Aim of the exercise: Should a line below contain the word "Power", report it.

(Items from an interface collection)
★ ★ ★
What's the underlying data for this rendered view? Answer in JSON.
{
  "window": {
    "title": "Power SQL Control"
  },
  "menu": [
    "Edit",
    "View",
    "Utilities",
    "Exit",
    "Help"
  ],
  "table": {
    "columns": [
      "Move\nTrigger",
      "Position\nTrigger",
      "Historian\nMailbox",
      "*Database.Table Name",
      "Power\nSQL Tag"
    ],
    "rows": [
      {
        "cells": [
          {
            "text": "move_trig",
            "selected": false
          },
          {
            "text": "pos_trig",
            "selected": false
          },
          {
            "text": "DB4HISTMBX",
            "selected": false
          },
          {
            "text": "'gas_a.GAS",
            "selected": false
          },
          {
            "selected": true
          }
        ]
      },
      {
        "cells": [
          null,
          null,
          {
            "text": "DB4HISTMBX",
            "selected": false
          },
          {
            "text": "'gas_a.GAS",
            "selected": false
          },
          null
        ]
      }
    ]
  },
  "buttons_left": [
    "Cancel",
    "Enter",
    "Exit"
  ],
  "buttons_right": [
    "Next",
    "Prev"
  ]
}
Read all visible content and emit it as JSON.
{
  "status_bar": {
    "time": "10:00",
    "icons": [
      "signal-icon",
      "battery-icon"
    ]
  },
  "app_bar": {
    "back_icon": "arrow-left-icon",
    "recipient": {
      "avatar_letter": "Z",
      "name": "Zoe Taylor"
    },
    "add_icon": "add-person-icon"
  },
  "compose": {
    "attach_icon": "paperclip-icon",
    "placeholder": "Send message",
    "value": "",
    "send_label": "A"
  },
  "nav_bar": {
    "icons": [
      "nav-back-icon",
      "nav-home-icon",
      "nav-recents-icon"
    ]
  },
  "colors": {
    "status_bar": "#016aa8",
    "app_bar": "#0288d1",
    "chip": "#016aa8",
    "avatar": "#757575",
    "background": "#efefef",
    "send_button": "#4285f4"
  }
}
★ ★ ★
Output below:
    "title": "Power SQL Control"
      "Power\nSQL Tag"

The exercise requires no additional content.